Plenty of readers (OK, OK, two bourbon-enhanced Oakland Raiders fans from Suisun) found fault with this somewhat one-sided concept.
If we’re really going to have a fair cultural exchange with Afghanistan, they argued, we’re going to have to share something from our culture, too.
Although most Raider fans would probably consider trading silver-and-black beer coolers for belly dancers a fair cultural exchange, I think our nation has reached a point where we’ve got to look at the big picture if we expect lasting compatibility with our new friends to the east.
Let’s face it, repeated air drops of Pop Tarts and peanut butter aren’t going to do the trick over the long haul (although they might work with Canada).
No, we’re going to have to think big. We’re going to have to think, er, cheeseburgers … and Maury Povich.
If we play it right, our new cultural exchange program is going to be a win-win situation – we’ll be able to boost our sluggish economy while building lasting ties of friendship and mutual respect with the Afghan people.
We’ll have to move fast and we’ll have to move decisively.
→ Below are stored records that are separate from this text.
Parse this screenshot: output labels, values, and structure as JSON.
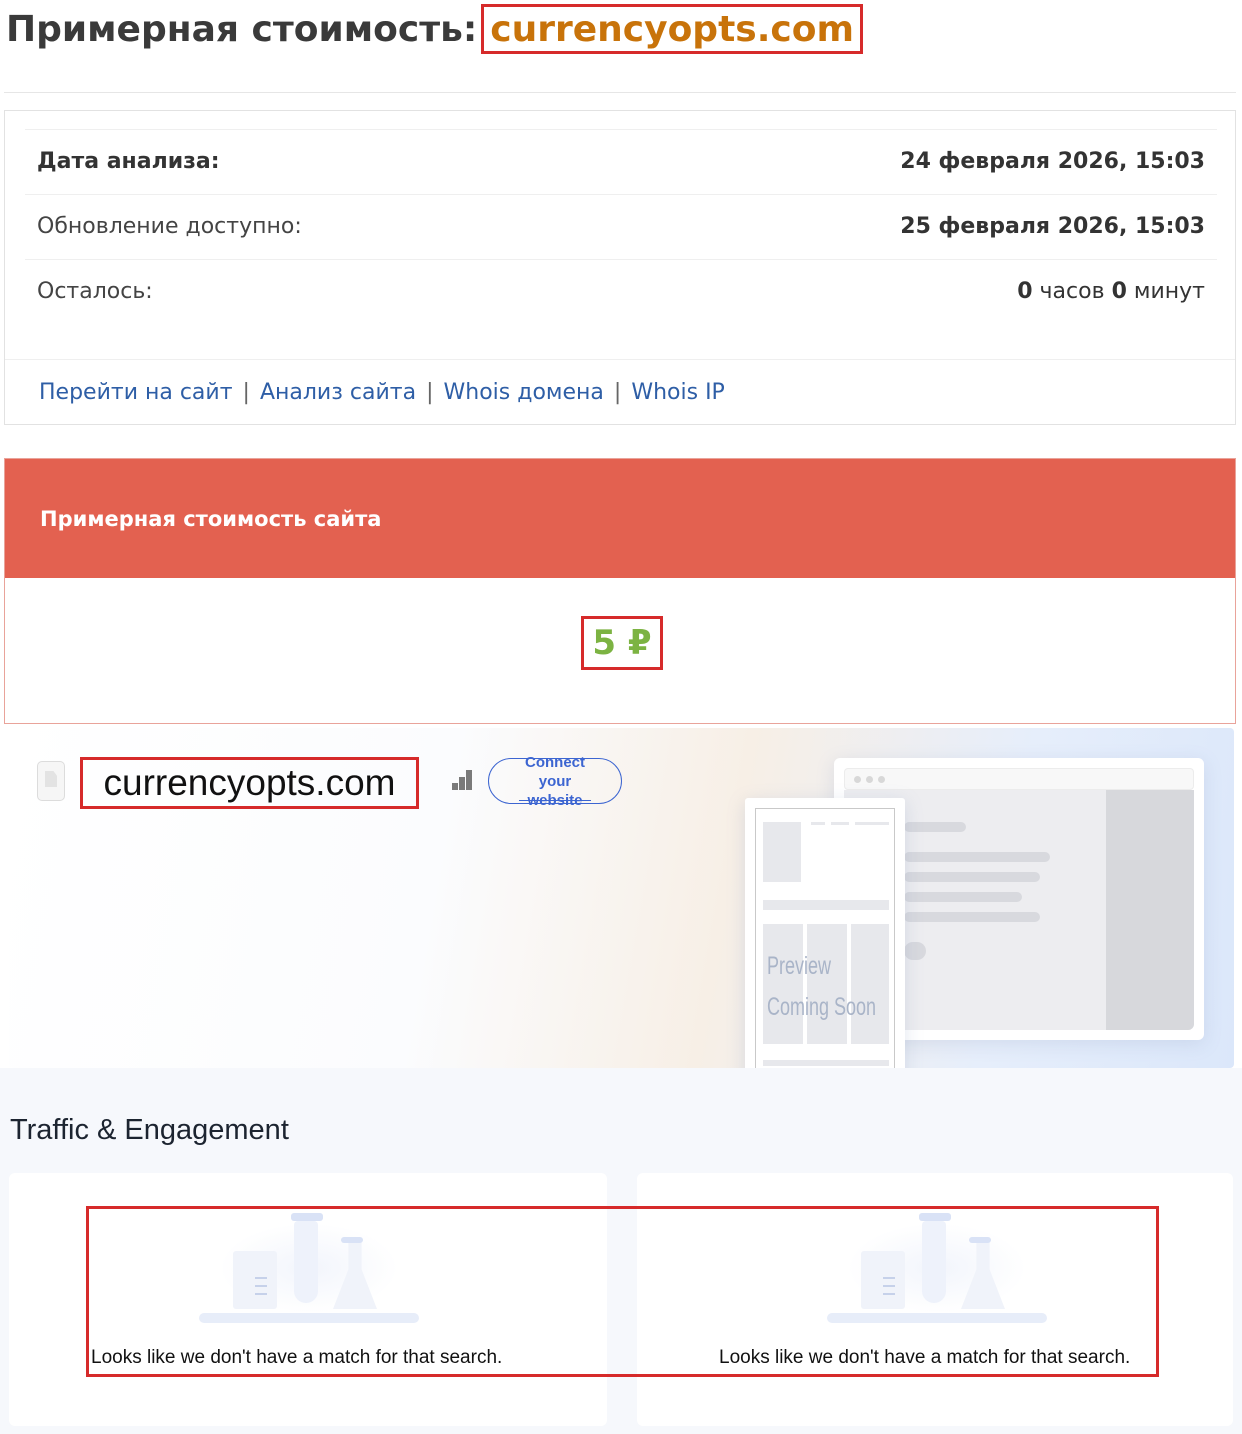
{
  "header": {
    "title_prefix": "Примерная стоимость:",
    "domain": "currencyopts.com"
  },
  "info": {
    "rows": [
      {
        "label": "Дата анализа:",
        "value": "24 февраля 2026, 15:03"
      },
      {
        "label": "Обновление доступно:",
        "value": "25 февраля 2026, 15:03"
      }
    ],
    "remaining": {
      "label": "Осталось:",
      "hours_value": "0",
      "hours_unit": "часов",
      "minutes_value": "0",
      "minutes_unit": "минут"
    },
    "links": [
      "Перейти на сайт",
      "Анализ сайта",
      "Whois домена",
      "Whois IP"
    ],
    "link_separator": "|"
  },
  "value_panel": {
    "heading": "Примерная стоимость сайта",
    "amount": "5 ₽"
  },
  "site_card": {
    "domain": "currencyopts.com",
    "connect_button": "Connect your website",
    "preview_line1": "Preview",
    "preview_line2": "Coming Soon"
  },
  "traffic": {
    "title": "Traffic & Engagement",
    "cards": [
      {
        "message": "Looks like we don't have a match for that search."
      },
      {
        "message": "Looks like we don't have a match for that search."
      }
    ]
  },
  "colors": {
    "domain_accent": "#c8730a",
    "value_header": "#e36150",
    "value_amount": "#7cb342",
    "link": "#2e5ea6",
    "connect_button": "#3c65d1",
    "highlight_outline": "#d62a2a"
  }
}
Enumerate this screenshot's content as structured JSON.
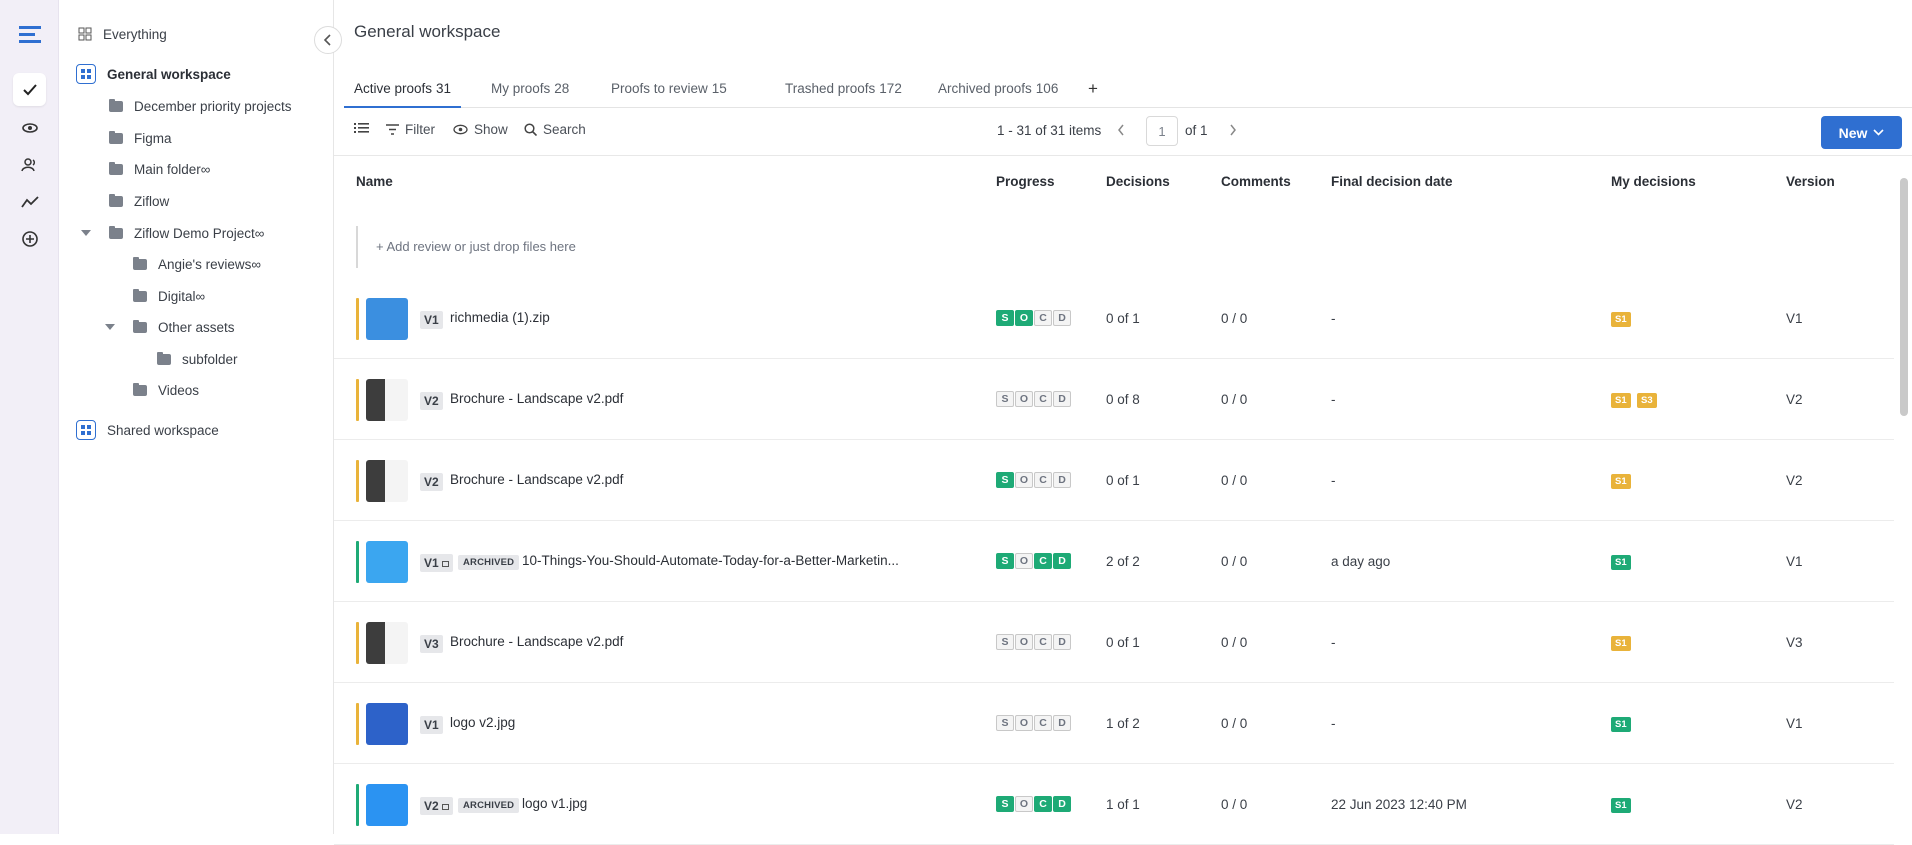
{
  "nav_rail": {
    "items": [
      {
        "icon": "menu-logo-icon"
      },
      {
        "icon": "checkmark-icon",
        "active": true
      },
      {
        "icon": "eye-icon"
      },
      {
        "icon": "users-icon"
      },
      {
        "icon": "activity-icon"
      },
      {
        "icon": "plus-circle-icon"
      }
    ]
  },
  "sidebar": {
    "everything": "Everything",
    "general_workspace": "General workspace",
    "folders": [
      "December priority projects",
      "Figma",
      "Main folder∞",
      "Ziflow",
      "Ziflow Demo Project∞",
      "Angie's reviews∞",
      "Digital∞",
      "Other assets",
      "subfolder",
      "Videos"
    ],
    "shared_workspace": "Shared workspace"
  },
  "header": {
    "title": "General workspace"
  },
  "tabs": [
    {
      "label": "Active proofs",
      "count": "31"
    },
    {
      "label": "My proofs",
      "count": "28"
    },
    {
      "label": "Proofs to review",
      "count": "15"
    },
    {
      "label": "Trashed proofs",
      "count": "172"
    },
    {
      "label": "Archived proofs",
      "count": "106"
    }
  ],
  "toolbar": {
    "filter": "Filter",
    "show": "Show",
    "search": "Search",
    "range": "1 - 31 of 31 items",
    "page": "1",
    "of": "of 1",
    "new": "New"
  },
  "columns": {
    "name": "Name",
    "progress": "Progress",
    "decisions": "Decisions",
    "comments": "Comments",
    "final_date": "Final decision date",
    "my_decisions": "My decisions",
    "version": "Version"
  },
  "add_row": "+ Add review or just drop files here",
  "colors": {
    "accent": "#2f6fd1",
    "green": "#1eaa76",
    "yellow": "#e9b33a"
  },
  "rows": [
    {
      "v": "V1",
      "name": "richmedia (1).zip",
      "socd": "S O",
      "decisions": "0 of 1",
      "comments": "0 / 0",
      "final": "-",
      "my": [
        "S1"
      ],
      "version": "V1"
    },
    {
      "v": "V2",
      "name": "Brochure - Landscape v2.pdf",
      "socd": "",
      "decisions": "0 of 8",
      "comments": "0 / 0",
      "final": "-",
      "my": [
        "S1",
        "S3"
      ],
      "version": "V2"
    },
    {
      "v": "V2",
      "name": "Brochure - Landscape v2.pdf",
      "socd": "S",
      "decisions": "0 of 1",
      "comments": "0 / 0",
      "final": "-",
      "my": [
        "S1"
      ],
      "version": "V2"
    },
    {
      "v": "V1",
      "archived": "ARCHIVED",
      "name": "10-Things-You-Should-Automate-Today-for-a-Better-Marketin...",
      "socd": "S C D",
      "decisions": "2 of 2",
      "comments": "0 / 0",
      "final": "a day ago",
      "my": [
        "S1"
      ],
      "version": "V1"
    },
    {
      "v": "V3",
      "name": "Brochure - Landscape v2.pdf",
      "socd": "",
      "decisions": "0 of 1",
      "comments": "0 / 0",
      "final": "-",
      "my": [
        "S1"
      ],
      "version": "V3"
    },
    {
      "v": "V1",
      "name": "logo v2.jpg",
      "socd": "",
      "decisions": "1 of 2",
      "comments": "0 / 0",
      "final": "-",
      "my": [
        "S1"
      ],
      "version": "V1"
    },
    {
      "v": "V2",
      "archived": "ARCHIVED",
      "name": "logo v1.jpg",
      "socd": "S C D",
      "decisions": "1 of 1",
      "comments": "0 / 0",
      "final": "22 Jun 2023 12:40 PM",
      "my": [
        "S1"
      ],
      "version": "V2"
    }
  ],
  "socd_letters": [
    "S",
    "O",
    "C",
    "D"
  ]
}
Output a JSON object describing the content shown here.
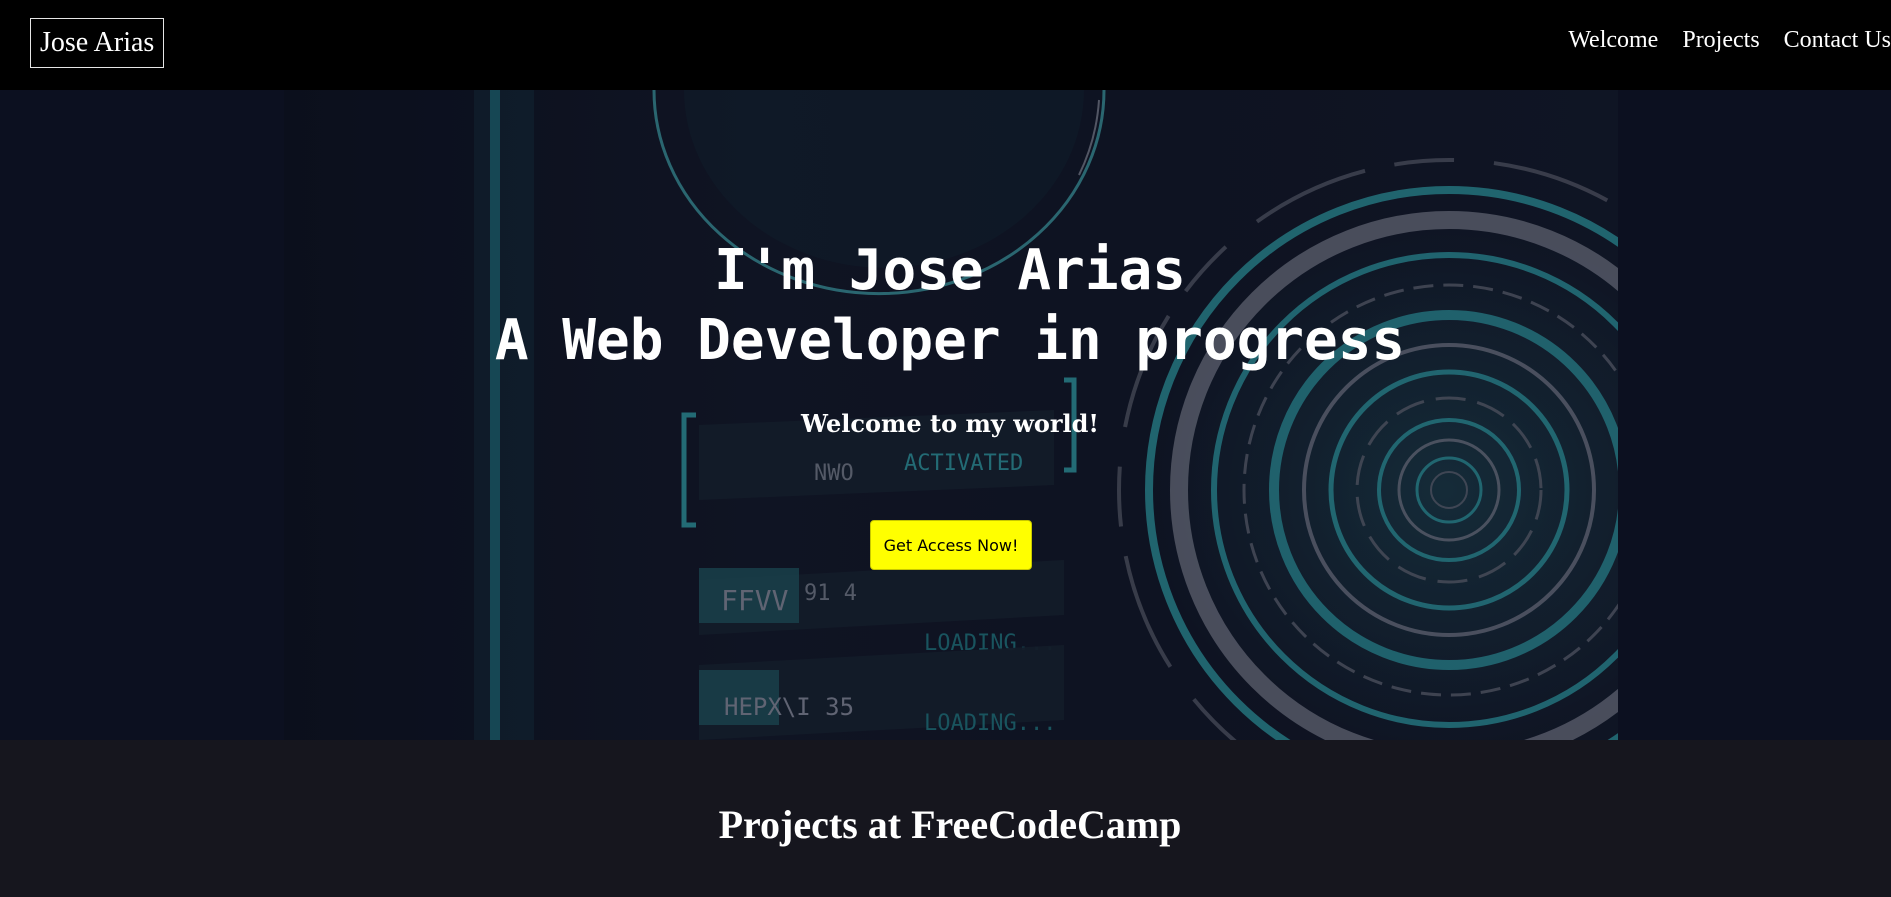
{
  "navbar": {
    "logo": "Jose Arias",
    "links": [
      "Welcome",
      "Projects",
      "Contact Us"
    ]
  },
  "hero": {
    "title_line1": "I'm Jose Arias",
    "title_line2": "A Web Developer in progress",
    "subtitle": "Welcome to my world!",
    "cta_label": "Get Access Now!",
    "background_decoration_text": [
      "NWO",
      "ACTIVATED",
      "FFVV",
      "91 4",
      "LOADING...",
      "HEPX\\I 35",
      "LOADING..."
    ]
  },
  "projects": {
    "title": "Projects at FreeCodeCamp"
  },
  "colors": {
    "navbar_bg": "#000000",
    "hero_bg": "#0c1020",
    "accent_teal": "#2a8d96",
    "cta_bg": "#ffff00",
    "section_bg": "#16161e"
  }
}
Initially, we’re going to have to fly in and erect roughly 50 prefabricated fast-food franchises at strategic locations (where there are people) throughout Afghanistan.
At the same time, we’ll need to round up every running, pre-owned Ford Aspire in the continental United States and ship them to Afghanistan via C-5 jet transport.
Now we’re cooking, fellow ambassadors – we’ve got cheeseburgers and drive-through food service with cars to drive through the drive-throughs.
Then all we’ll need are, like, roads and some daytime TV.
Can we do it?
We can do it!
If we can build fast-track, fast-food franchises from Asadabad to Dowlatabad we can supply enough tilt-up TV stations and cable to guarantee that every household that wants them will be able to receive reruns of “The Beverly Hillbillys” and “Maury Povich” 24 hours a day.
After we gently airdrop a few planeloads of TV sets on the grateful populace, the rest will be a cultural revolution unlike any ever before experienced in Afghanistan (or Canada, for that matter).
Sure, there will be some rough spots. Dubbing “The Three Stooges” into Pashtu won’t be easy and we’ll have to follow strict Islamic dietary guidelines with what we put into those cheeseburgers, but it’ll be worth it.
Once the Afghan people get used to their newfound cultural riches, we can put the finishing touches on our international program of open-handed American largesse.
You guessed it, amigos:
Lawyers and leaf blowers. Lots and lots of them …
Originally published February 24, 2002